Because a girl was roofied last semester at a local campus bar, and I heard someone say they think she should have been more careful. Being drugged is her fault, not the fault of the person who put drugs in her drink?
Because Chris Brown beat Rihanna so badly she was hospitalized, yet he still has fans and bestselling songs and a tattoo of an abused woman on his neck.
Because out of 7 billion people on the planet, more than 1 billion women will be raped or beaten in their lifetimes. Women and girls have their clitorises cut out, acid thrown on them and broken bottles shoved up them as an act of war. Every second of every day. Every corner of the Earth.
Because the other day, another friend of mine told me she was raped, and I can no longer count on both my hands the number of friends who have told me they’ve been sexually assaulted. Words can’t express how scared I am that I’m getting used to this.
Because a brief survey of reality will tell you that we do not live in a world that values all people equally and that sucks in real, very scary ways. Because you know we live in a sexist world when an awesome thing with the name “feminism” has a weird connotation. Because if I have kids someday, I want my son to be able to have emotions and play dress up, and I want my daughter to climb trees and care more about what’s in her head than what’s on it. Because I don’t want her to carry keys between her fingers at night to

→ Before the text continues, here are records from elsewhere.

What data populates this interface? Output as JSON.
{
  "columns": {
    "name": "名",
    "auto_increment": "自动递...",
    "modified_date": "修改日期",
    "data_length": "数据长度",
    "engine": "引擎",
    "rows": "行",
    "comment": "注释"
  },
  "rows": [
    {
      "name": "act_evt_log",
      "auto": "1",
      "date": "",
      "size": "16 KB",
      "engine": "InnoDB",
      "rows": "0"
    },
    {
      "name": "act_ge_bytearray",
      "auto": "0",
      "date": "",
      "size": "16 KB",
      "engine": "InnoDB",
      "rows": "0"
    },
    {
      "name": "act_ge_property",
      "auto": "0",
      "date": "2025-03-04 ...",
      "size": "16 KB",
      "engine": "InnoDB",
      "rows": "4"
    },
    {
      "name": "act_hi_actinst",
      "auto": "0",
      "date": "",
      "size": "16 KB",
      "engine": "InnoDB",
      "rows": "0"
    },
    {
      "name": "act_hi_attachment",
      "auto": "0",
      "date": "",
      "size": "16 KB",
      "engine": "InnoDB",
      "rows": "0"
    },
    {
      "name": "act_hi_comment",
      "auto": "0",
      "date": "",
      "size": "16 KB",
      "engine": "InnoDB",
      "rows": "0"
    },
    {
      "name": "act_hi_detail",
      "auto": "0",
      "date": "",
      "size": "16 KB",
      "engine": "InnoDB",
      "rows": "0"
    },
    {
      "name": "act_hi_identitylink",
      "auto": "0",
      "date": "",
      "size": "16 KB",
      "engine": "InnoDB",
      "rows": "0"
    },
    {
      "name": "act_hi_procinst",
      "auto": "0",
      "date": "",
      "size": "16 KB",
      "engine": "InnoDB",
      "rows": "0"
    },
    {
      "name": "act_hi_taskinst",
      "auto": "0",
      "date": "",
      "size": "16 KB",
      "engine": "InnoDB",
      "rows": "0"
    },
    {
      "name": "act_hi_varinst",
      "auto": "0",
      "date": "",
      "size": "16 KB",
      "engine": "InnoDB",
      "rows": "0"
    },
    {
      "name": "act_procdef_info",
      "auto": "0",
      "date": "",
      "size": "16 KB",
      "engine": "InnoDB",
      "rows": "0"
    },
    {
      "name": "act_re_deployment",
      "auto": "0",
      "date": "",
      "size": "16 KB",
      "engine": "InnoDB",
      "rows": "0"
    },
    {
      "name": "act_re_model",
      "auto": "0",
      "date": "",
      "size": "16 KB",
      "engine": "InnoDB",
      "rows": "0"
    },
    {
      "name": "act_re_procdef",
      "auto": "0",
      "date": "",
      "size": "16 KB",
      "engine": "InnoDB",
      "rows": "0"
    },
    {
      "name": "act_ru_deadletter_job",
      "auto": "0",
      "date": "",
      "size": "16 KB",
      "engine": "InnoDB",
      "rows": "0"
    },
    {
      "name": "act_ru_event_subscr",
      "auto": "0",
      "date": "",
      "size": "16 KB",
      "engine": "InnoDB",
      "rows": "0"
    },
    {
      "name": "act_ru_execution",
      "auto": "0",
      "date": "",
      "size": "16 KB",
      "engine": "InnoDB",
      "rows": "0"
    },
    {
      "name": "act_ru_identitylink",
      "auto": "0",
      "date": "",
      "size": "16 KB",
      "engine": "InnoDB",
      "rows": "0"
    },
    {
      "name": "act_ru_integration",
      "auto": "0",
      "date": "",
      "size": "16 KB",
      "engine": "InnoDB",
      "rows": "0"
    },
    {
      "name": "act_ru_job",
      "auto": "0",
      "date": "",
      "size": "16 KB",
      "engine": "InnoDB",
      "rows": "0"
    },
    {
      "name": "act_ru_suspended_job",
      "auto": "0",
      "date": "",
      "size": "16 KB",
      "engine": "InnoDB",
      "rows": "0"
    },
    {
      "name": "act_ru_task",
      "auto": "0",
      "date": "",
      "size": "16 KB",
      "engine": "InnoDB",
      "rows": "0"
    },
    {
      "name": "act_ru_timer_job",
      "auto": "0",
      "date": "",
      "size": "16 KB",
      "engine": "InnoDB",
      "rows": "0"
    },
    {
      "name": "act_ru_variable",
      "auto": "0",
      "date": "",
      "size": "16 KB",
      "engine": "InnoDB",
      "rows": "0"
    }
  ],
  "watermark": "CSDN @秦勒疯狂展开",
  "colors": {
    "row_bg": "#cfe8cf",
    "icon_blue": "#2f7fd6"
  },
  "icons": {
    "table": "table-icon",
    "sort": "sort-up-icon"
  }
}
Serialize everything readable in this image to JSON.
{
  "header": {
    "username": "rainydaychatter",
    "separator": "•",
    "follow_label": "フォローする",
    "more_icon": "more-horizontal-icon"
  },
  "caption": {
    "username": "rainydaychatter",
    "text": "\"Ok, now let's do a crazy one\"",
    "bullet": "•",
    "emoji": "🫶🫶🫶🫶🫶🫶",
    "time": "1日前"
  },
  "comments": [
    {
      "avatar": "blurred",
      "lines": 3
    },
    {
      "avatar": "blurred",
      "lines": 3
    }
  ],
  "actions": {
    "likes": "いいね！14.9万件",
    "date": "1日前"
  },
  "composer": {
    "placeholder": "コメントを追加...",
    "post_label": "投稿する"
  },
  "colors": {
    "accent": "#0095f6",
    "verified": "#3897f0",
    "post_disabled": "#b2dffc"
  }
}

Because feminism is for everybody, and this is your official invitation.
For the last three decades many Americans have puzzled over a system that gives an R to a movie in which a women is carved up by a chainsaw and an NC-17 to one that shows a woman sexually pleasured. From such ratings one might conclude that sexual violence against women is OK for American teenagers to see, but that they must be 18 to see consensual sex. What message does this send to the kids the MPAA presumably means to protect?
“You have to question a cinematic culture which preaches artistic expression, and yet would support a decision that is clearly a product of a patriarchy-dominant society, which tries to control how women are depicted on screen. The MPAA is okay supporting scenes that portray women in scenarios of sexual torture and violence for entertainment purposes, but they are trying to force us to look away from a scene that shows a woman in a sexual scenario which is both complicit and complex. It’s misogynistic in nature to try and control a woman’s sexual presentation of self. I consider this an issue that is bigger than this film.”
-Ryan Gosling on the controversy around the rating of his film ‘Blue Valentine’